### Material shown

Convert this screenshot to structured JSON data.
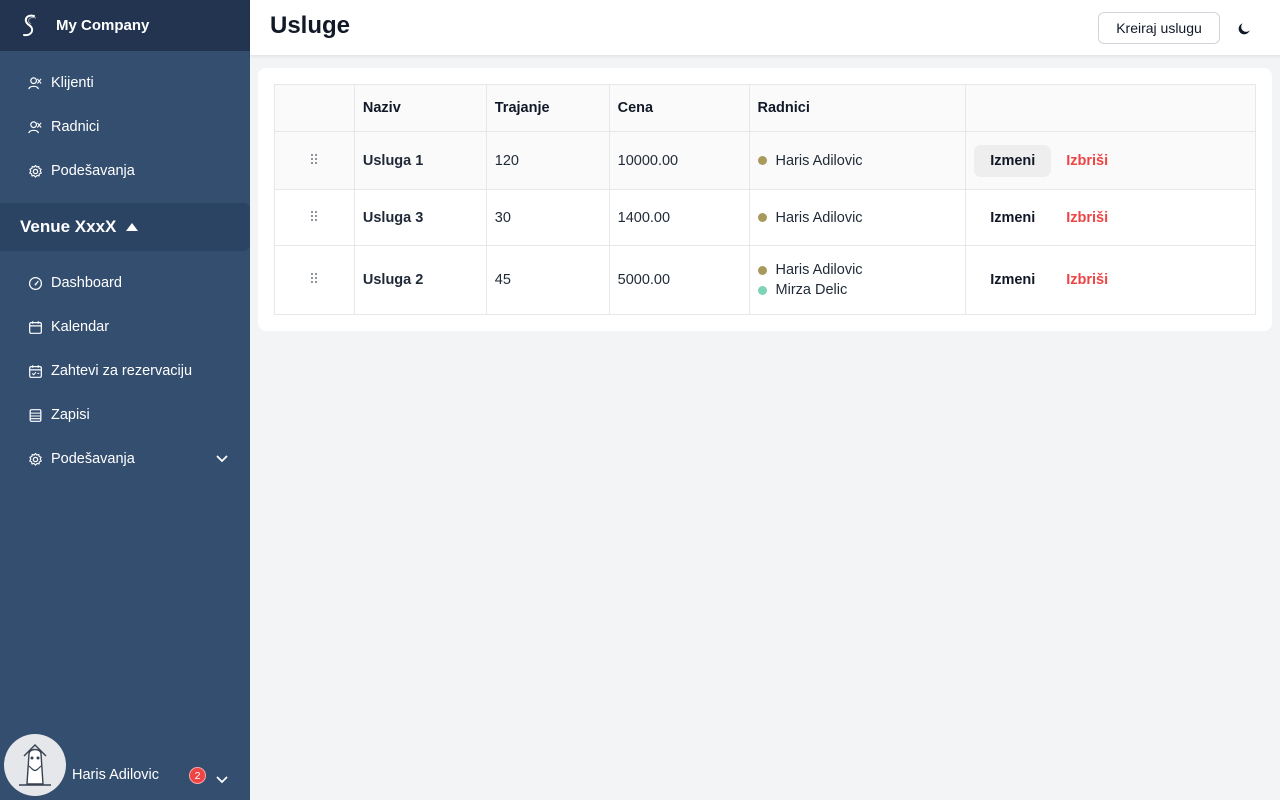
{
  "brand": {
    "name": "My Company"
  },
  "top_nav": [
    {
      "label": "Klijenti",
      "icon": "users-icon"
    },
    {
      "label": "Radnici",
      "icon": "workers-icon"
    },
    {
      "label": "Podešavanja",
      "icon": "gear-icon"
    }
  ],
  "venue": {
    "name": "Venue XxxX"
  },
  "venue_nav": [
    {
      "label": "Dashboard",
      "icon": "gauge-icon"
    },
    {
      "label": "Kalendar",
      "icon": "calendar-icon"
    },
    {
      "label": "Zahtevi za rezervaciju",
      "icon": "calendar-check-icon"
    },
    {
      "label": "Zapisi",
      "icon": "table-icon"
    },
    {
      "label": "Podešavanja",
      "icon": "gear-icon"
    }
  ],
  "user": {
    "name": "Haris Adilovic",
    "notifications": "2"
  },
  "header": {
    "title": "Usluge",
    "create_label": "Kreiraj uslugu"
  },
  "table": {
    "columns": [
      "",
      "Naziv",
      "Trajanje",
      "Cena",
      "Radnici",
      ""
    ],
    "rows": [
      {
        "name": "Usluga 1",
        "duration": "120",
        "price": "10000.00",
        "workers": [
          {
            "name": "Haris Adilovic",
            "color": "#a89a5c"
          }
        ],
        "edit": "Izmeni",
        "delete": "Izbriši"
      },
      {
        "name": "Usluga 3",
        "duration": "30",
        "price": "1400.00",
        "workers": [
          {
            "name": "Haris Adilovic",
            "color": "#a89a5c"
          }
        ],
        "edit": "Izmeni",
        "delete": "Izbriši"
      },
      {
        "name": "Usluga 2",
        "duration": "45",
        "price": "5000.00",
        "workers": [
          {
            "name": "Haris Adilovic",
            "color": "#a89a5c"
          },
          {
            "name": "Mirza Delic",
            "color": "#7dd3b5"
          }
        ],
        "edit": "Izmeni",
        "delete": "Izbriši"
      }
    ]
  },
  "colors": {
    "sidebar": "#344e6f",
    "brand_bar": "#22344f",
    "delete": "#ef4444"
  }
}
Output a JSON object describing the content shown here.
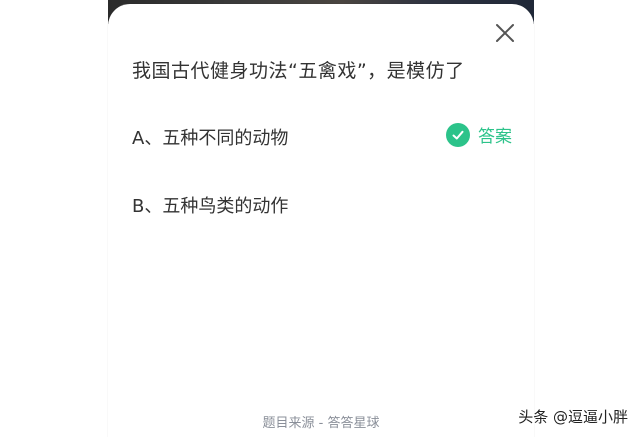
{
  "question": {
    "text": "我国古代健身功法“五禽戏”，是模仿了"
  },
  "options": [
    {
      "label": "A、五种不同的动物"
    },
    {
      "label": "B、五种鸟类的动作"
    }
  ],
  "answer_badge": {
    "label": "答案",
    "icon": "check-circle-icon",
    "color": "#2cc38a"
  },
  "close": {
    "icon": "close-icon"
  },
  "footer": {
    "text": "题目来源 - 答答星球"
  },
  "watermark": {
    "text": "头条 @逗逼小胖"
  }
}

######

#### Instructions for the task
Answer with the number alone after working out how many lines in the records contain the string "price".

#### Answer below
3